Through the Looking Glass Children's Book Reviews

What Presidents Are Made Of

What Presidents Are Made Of

Hancock Piven
Nonfiction Picture Book
For ages 7 to 9
Simon and Schuster, 2012   ISBN: 978-1442444331

Technically speaking, presidents are made of hair, skin, flesh, and blood just like the rest of us. They are also made of dreams and ambition, hopes and fears. Just like the rest of us. And, just like the rest of us, they have quirks that are uniquely theirs.

This book looks at these quirks, it tells us about some of the strange things America’s presidents did and thought, For example in the first entry in the book we find out that George Washington, the first president of the United States, was not only brave on the battle field and in the presidential office. He was also brave in his private life. Back in those days there was no fire department, and if a fire broke out, homeowners and their neighbors were supposed to take care of the fire themselves. One day, George Washington was out riding when he saw that a home was on fire. Without delay he behaved like a good neighbor, helping to put out a fire because the job needed to be done.

Later in the book we read that President Ulysses S. Grant was fond of riding his one-horse carriage very fast. He was, in short, one of those people who loves speed. One day, he was racing through the streets when he was pulled over by a police officer who did not recognize him. Grant was given a ticket, which he paid without a fuss. In fact he commended the police officer for doing a good job.

President Franklin D. Roosevelt has a personality trait that many people would be able to identify with; he did not like to eat boring food. Unfortunately, the cook in the White House was not very skilled, and the meals she made were singularly uninspiring. So much so in fact that President Roosevelt often went hungry after a meal at the White House dining table. Thankfully, the president was quite happy to make himself a sandwich when he felt peckish.

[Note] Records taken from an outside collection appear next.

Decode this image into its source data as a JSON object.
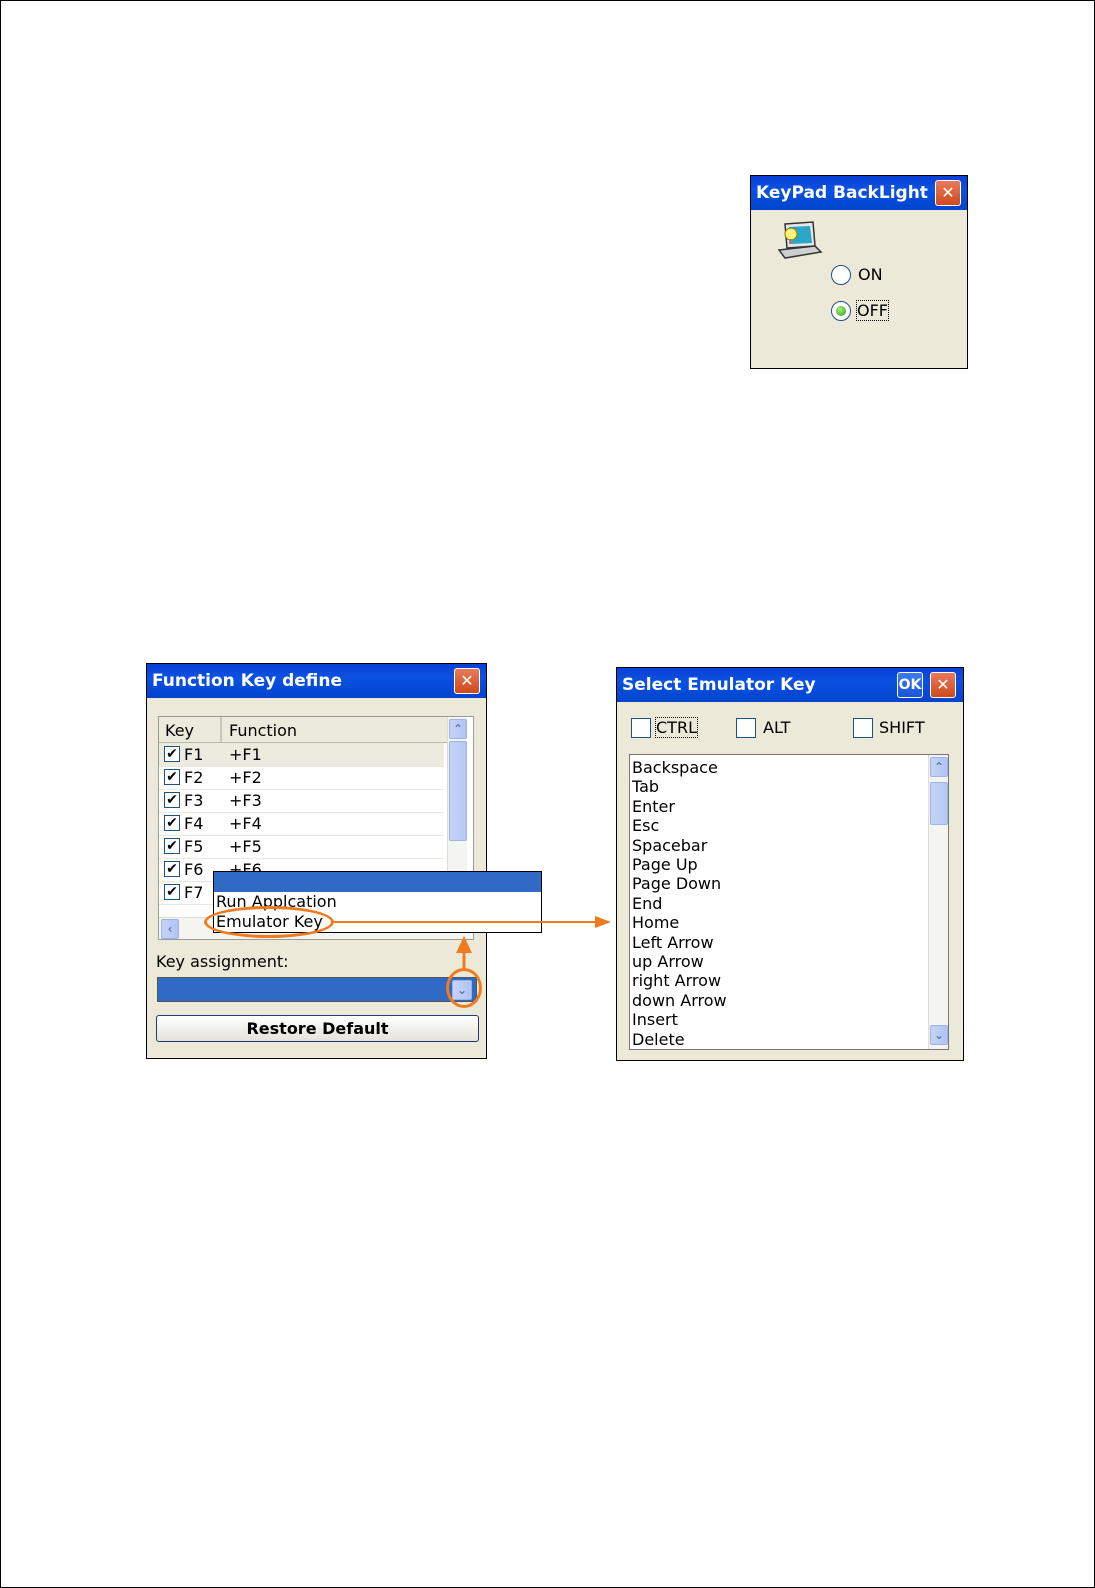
{
  "backlight_dialog": {
    "title": "KeyPad BackLight",
    "close_glyph": "✕",
    "option_on": "ON",
    "option_off": "OFF",
    "selected": "OFF"
  },
  "function_key_dialog": {
    "title": "Function Key define",
    "close_glyph": "✕",
    "col_key": "Key",
    "col_function": "Function",
    "rows": [
      {
        "key": "F1",
        "function": "+F1",
        "checked": true
      },
      {
        "key": "F2",
        "function": "+F2",
        "checked": true
      },
      {
        "key": "F3",
        "function": "+F3",
        "checked": true
      },
      {
        "key": "F4",
        "function": "+F4",
        "checked": true
      },
      {
        "key": "F5",
        "function": "+F5",
        "checked": true
      },
      {
        "key": "F6",
        "function": "+F6",
        "checked": true
      },
      {
        "key": "F7",
        "function": "",
        "checked": true
      }
    ],
    "check_glyph": "✔",
    "dropdown_options": [
      "",
      "Run Application",
      "Emulator Key"
    ],
    "dropdown_option_1_text": "Run Applcation",
    "dropdown_option_2_text": "Emulator Key",
    "key_assignment_label": "Key assignment:",
    "restore_default_label": "Restore Default",
    "scroll_up_glyph": "⌃",
    "scroll_left_glyph": "‹",
    "dropdown_arrow_glyph": "⌄"
  },
  "emulator_dialog": {
    "title": "Select Emulator Key",
    "ok_label": "OK",
    "close_glyph": "✕",
    "modifier_ctrl": "CTRL",
    "modifier_alt": "ALT",
    "modifier_shift": "SHIFT",
    "keys": [
      "Backspace",
      "Tab",
      "Enter",
      "Esc",
      "Spacebar",
      "Page Up",
      "Page Down",
      "End",
      "Home",
      "Left Arrow",
      "up Arrow",
      "right Arrow",
      "down Arrow",
      "Insert",
      "Delete"
    ],
    "scroll_up_glyph": "⌃",
    "scroll_down_glyph": "⌄"
  },
  "annotation": {
    "color": "#f07b1f"
  }
}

We often imagine that our presidents are not like ordinary people, that they are above being silly, funny, or clumsy, but they are not. They have strengths and weaknesses, foibles and odd habits. In this book, young readers will enjoy reading about some of the habits of forty-four of America’s presidents, and they will also like looking at the clever collage illustrations that accompany the text.